In 1951, long before MLK made his famous, "I have a dream" speech, the great poet Langston Hughes wrote the following poem, called "Harlem": What happens to a dream deferred? Does it dry up Like a raisin in the sun? Or fester like a sore-- And then run? Does it stink like rotten meat? Or crust and sugar over-- like a syrupy sweet? Maybe it just sags like a heavy load. Or does it explode?
And the great playwright Lorraine Hansberry (the first black woman to have a play produced on Broadway, along with the first black director, Lloyd Richards, to direct a broadway play), borrowing the title from that poem, wrote a play called "Raisin in the Sun." This was in 1959, also before MLK's speech.
The play is about a black family's experiences in the Washington Park Subdivision of Chicago's Woodlawn neighborhood as they attempt to "better" themselves with an insurance payout from the death of the father. They plan to buy their "dream" home in a white neighborhood, but a white representative of the neighborhood they plan to move to, makes a generous offer to buy them out. He wishes to avoid neighborhood tensions over an interracial population.
MLK took up this same mantle, and he too used his talents to try to reach the minds and hearts of those that couldn't see that indelible truth: That we're all in this together whether we like it or not. So we best figure out how to make it work, or mutual destruction is assured. Well we haven't made it work, yet. Hughes' Harlem went from disenfranchised to gentrified, and Hansberry's Chicago remains a raisin in the sun, one of the most violent and racially-divided cities in the country. And, the America MLK died to uplift, by all appearances...well, strides have been made, but we've still got a long way to go.
When I was a much younger man, I didn't appreciate MLK.
I was raised by revolutionaries with a much more militant mindset. I held the concept of self-defense in higher regard than self-sacrifice. The intentionally disenfranchised desperately appealing to the better angels of those enfranchised by design was a humiliating scenario I was taught to be a wrongheaded one, and thus I wanted no parts of it.
Dreaming is done in the bed, while reality is murdering my friends and family in the streets. And when we dare to protest these injustices we're subject to the same by those who come in the guise of justice.
So, why would I, in my right mind, willingly capitulate before this foulness? Why would I put myself in harm's way with this faint hope that my sacrifice might awaken some sense of civility and compassion in the hearts and minds of people who have proven, time and time again, to be unresponsive to such gestures? A power structure that has historically only responded to and has only understood force, particularly when that force comes in a physical, political or financial form. Why?

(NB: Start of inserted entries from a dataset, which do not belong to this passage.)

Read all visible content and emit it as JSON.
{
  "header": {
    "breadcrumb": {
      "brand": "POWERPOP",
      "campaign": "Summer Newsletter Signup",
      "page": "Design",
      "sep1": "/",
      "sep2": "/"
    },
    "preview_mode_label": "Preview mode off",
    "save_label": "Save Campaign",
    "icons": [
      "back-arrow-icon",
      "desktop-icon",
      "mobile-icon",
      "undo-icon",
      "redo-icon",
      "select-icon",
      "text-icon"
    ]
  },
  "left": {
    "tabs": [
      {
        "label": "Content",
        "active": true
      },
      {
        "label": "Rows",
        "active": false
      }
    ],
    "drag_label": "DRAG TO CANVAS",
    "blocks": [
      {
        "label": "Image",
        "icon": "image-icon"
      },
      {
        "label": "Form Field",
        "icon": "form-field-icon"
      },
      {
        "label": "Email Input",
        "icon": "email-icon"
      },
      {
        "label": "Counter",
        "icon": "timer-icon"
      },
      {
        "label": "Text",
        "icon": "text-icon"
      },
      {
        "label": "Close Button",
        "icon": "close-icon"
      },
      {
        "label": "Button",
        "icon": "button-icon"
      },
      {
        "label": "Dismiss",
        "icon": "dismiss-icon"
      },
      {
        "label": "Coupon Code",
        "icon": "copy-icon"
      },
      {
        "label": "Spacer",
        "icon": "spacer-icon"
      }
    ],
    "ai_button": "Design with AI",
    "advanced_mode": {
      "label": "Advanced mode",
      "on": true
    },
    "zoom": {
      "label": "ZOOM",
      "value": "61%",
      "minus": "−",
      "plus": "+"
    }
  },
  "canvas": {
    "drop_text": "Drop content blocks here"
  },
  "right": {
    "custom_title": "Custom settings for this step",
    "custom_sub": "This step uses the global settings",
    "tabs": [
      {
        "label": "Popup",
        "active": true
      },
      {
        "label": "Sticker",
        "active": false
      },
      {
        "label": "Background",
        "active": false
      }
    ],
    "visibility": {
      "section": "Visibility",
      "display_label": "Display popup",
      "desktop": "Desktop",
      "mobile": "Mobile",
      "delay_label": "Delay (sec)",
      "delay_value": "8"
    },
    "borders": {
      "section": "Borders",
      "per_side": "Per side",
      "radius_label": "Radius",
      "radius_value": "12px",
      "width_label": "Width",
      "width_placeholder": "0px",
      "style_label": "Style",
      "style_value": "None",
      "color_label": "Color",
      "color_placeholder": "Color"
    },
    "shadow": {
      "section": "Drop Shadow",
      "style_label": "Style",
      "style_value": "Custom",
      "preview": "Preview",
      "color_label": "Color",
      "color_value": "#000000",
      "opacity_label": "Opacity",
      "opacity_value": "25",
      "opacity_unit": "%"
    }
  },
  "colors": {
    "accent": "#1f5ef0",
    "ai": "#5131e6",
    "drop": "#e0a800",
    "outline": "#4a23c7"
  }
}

But, as I got older, I began to see MLK in a different light, and in doing so felt enlightened a bit.
What I misunderstood to be capitulation I now recognize as confrontation. What I misconstrued to be passive, I see now was aggressive. What I interpreted as an appeal for sympathy, or pity, was actually an invocation of the spiritual, an appeal to the "God", the "Creator", that great energy that flows within all of us, that unites us regardless of artificial differences. Something we all share no matter how we worship, and even if we don't worship at all.

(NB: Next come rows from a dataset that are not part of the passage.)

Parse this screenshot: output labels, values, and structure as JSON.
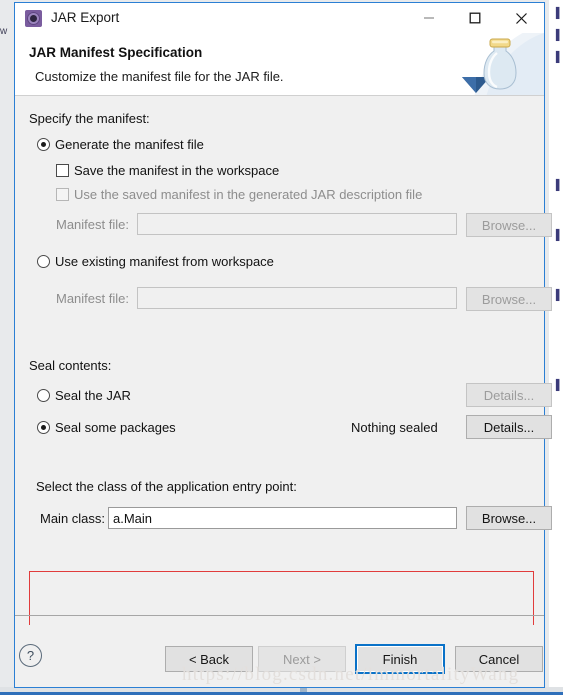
{
  "window": {
    "title": "JAR Export",
    "app_icon": "jar-export-icon",
    "minimize_label": "–",
    "maximize_label": "□",
    "close_label": "✕"
  },
  "header": {
    "title": "JAR Manifest Specification",
    "subtitle": "Customize the manifest file for the JAR file.",
    "artwork": "jar-jar-illustration"
  },
  "manifest": {
    "group_label": "Specify the manifest:",
    "generate_option": "Generate the manifest file",
    "generate_selected": true,
    "save_in_workspace": "Save the manifest in the workspace",
    "save_in_workspace_checked": false,
    "use_saved_manifest": "Use the saved manifest in the generated JAR description file",
    "use_saved_manifest_checked": false,
    "use_saved_manifest_enabled": false,
    "manifest_file_label_1": "Manifest file:",
    "manifest_file_value_1": "",
    "browse_1": "Browse...",
    "use_existing_option": "Use existing manifest from workspace",
    "use_existing_selected": false,
    "manifest_file_label_2": "Manifest file:",
    "manifest_file_value_2": "",
    "browse_2": "Browse..."
  },
  "seal": {
    "group_label": "Seal contents:",
    "seal_jar_option": "Seal the JAR",
    "seal_jar_selected": false,
    "seal_jar_details": "Details...",
    "seal_packages_option": "Seal some packages",
    "seal_packages_selected": true,
    "sealed_status": "Nothing sealed",
    "seal_packages_details": "Details..."
  },
  "entry_point": {
    "group_label": "Select the class of the application entry point:",
    "main_class_label": "Main class:",
    "main_class_value": "a.Main",
    "browse": "Browse...",
    "highlight_color": "#e13c3c"
  },
  "footer": {
    "help_label": "?",
    "back": "< Back",
    "next": "Next >",
    "next_enabled": false,
    "finish": "Finish",
    "finish_focused": true,
    "cancel": "Cancel",
    "focus_color": "#0a72c8"
  },
  "watermark": {
    "text": "https://blog.csdn.net/immortalityWang"
  },
  "background": {
    "left_fragment": "w",
    "right_fragments": [
      "▌",
      "▌",
      "▌",
      "▌",
      "▌",
      "▌",
      "▌"
    ]
  }
}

MLK was in touch with that. He was the very personification of inspiration (in-spirit) and THAT was the power he wielded and why we honor him to this day. Because, like few others in history have been able to do, he was able, not to make us dream, but to truly awaken us, ALL of US, to the possibilities.